▸ Brief
Give the number of lines in the records below that contain the word "data". State only that number.

▸ Supplied records
◇ ◇ ◇ ◇

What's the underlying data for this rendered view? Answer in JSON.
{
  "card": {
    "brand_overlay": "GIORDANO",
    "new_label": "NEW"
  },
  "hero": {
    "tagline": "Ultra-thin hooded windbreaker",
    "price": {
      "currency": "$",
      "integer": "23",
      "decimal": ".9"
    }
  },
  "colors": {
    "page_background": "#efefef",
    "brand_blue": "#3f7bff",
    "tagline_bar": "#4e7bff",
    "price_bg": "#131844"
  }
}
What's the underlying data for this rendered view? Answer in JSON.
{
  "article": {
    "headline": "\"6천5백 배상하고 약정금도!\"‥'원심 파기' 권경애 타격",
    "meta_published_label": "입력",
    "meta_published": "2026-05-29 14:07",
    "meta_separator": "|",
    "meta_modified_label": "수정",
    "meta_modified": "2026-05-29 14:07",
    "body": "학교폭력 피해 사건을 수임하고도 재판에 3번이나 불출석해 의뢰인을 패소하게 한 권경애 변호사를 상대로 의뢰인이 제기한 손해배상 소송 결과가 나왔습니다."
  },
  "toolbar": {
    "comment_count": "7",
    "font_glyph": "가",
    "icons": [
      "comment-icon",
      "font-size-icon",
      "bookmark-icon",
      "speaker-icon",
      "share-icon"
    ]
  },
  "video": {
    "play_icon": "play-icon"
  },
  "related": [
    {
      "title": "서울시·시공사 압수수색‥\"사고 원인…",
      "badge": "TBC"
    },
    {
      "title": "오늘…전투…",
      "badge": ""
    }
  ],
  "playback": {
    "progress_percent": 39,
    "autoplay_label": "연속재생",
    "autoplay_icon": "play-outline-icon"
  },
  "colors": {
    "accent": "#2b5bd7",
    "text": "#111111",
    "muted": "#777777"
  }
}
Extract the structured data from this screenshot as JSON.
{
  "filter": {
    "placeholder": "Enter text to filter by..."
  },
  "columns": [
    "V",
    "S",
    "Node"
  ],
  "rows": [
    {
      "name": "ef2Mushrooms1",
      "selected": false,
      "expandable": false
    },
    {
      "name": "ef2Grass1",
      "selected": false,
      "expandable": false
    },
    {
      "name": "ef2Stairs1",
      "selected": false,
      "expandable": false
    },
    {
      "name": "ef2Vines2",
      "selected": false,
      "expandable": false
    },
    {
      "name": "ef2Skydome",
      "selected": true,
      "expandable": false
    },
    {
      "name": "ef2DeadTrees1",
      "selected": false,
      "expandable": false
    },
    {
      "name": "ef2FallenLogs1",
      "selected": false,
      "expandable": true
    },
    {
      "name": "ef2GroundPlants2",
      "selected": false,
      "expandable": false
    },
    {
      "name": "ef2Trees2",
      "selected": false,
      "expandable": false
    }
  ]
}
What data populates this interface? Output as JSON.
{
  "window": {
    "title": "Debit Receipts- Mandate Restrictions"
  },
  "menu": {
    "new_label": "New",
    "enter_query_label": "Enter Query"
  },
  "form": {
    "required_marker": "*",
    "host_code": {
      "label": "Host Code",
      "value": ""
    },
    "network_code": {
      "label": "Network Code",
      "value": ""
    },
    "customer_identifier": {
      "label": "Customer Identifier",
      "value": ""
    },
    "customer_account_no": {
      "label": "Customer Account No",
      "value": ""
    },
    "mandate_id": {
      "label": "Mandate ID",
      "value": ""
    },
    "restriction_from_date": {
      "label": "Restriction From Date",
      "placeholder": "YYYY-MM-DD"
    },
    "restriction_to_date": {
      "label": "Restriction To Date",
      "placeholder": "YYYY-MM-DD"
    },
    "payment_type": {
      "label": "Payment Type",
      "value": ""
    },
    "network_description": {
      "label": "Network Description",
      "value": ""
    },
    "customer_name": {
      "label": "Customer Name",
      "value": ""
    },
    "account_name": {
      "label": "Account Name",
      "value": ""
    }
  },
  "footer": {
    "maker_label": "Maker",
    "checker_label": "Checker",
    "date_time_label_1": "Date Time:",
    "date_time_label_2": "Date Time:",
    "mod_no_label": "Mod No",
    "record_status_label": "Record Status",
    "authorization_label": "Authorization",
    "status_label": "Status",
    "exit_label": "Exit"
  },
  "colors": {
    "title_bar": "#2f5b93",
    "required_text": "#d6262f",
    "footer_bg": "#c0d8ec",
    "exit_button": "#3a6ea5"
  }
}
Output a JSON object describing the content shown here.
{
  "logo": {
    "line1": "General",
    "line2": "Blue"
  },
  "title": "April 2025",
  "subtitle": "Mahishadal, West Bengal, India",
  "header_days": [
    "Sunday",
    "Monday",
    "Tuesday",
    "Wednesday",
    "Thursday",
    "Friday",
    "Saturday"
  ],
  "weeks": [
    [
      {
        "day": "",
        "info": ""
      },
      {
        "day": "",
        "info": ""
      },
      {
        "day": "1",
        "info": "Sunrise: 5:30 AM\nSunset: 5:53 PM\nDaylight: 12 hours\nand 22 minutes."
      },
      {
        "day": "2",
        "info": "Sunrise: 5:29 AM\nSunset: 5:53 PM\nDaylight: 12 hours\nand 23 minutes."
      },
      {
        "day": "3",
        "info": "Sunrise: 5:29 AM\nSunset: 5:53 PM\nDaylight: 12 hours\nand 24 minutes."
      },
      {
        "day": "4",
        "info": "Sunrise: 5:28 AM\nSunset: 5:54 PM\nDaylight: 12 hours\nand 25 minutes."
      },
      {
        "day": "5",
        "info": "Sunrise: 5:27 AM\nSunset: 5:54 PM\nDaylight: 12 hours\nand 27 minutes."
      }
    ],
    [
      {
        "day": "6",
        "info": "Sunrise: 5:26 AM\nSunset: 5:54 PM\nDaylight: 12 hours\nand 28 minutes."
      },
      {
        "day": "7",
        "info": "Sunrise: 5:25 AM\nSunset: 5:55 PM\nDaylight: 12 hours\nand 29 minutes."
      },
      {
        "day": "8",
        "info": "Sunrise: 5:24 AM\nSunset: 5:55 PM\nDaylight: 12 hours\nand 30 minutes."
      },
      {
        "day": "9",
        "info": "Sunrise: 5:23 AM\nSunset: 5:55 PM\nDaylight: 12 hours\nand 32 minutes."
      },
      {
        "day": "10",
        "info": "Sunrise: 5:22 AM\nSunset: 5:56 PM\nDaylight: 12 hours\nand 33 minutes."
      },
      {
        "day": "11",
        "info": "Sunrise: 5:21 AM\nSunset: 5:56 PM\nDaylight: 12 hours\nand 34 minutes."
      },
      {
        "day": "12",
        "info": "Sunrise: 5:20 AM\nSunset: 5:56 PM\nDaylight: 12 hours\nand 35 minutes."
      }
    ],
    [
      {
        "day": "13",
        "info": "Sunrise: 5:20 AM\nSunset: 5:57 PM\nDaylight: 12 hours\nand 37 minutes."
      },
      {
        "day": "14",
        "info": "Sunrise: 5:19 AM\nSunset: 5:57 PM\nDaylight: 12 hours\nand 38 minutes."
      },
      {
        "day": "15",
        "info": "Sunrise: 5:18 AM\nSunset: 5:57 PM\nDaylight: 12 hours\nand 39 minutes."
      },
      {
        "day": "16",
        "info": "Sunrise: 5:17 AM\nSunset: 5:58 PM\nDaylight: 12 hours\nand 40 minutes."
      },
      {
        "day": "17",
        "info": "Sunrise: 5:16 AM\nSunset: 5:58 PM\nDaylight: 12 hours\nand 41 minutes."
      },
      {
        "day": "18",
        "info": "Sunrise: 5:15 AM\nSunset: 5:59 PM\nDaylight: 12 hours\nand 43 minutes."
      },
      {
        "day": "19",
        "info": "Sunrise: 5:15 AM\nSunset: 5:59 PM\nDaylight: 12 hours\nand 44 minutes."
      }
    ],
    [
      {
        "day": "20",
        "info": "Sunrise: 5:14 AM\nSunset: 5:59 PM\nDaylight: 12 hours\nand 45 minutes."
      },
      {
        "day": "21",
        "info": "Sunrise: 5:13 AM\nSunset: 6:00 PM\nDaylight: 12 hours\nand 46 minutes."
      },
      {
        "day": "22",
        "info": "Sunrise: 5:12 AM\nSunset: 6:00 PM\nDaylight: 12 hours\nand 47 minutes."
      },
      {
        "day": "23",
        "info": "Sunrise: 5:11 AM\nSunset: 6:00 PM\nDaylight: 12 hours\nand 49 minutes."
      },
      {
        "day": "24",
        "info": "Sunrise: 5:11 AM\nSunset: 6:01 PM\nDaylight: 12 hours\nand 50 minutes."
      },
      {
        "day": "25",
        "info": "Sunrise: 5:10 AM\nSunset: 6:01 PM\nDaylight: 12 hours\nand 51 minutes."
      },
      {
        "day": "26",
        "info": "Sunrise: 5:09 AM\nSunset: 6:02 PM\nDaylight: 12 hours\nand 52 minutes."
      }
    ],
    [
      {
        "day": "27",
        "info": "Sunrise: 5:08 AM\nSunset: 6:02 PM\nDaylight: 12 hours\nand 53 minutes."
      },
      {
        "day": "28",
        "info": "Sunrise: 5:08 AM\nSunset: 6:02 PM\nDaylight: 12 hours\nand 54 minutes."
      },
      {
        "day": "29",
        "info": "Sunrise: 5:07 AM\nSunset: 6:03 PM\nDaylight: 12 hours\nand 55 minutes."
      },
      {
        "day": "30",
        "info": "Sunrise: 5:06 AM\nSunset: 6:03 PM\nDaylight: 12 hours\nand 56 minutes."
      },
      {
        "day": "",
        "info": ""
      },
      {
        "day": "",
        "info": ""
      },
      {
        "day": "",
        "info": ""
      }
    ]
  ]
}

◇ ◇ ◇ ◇

▸ Solved exercise
4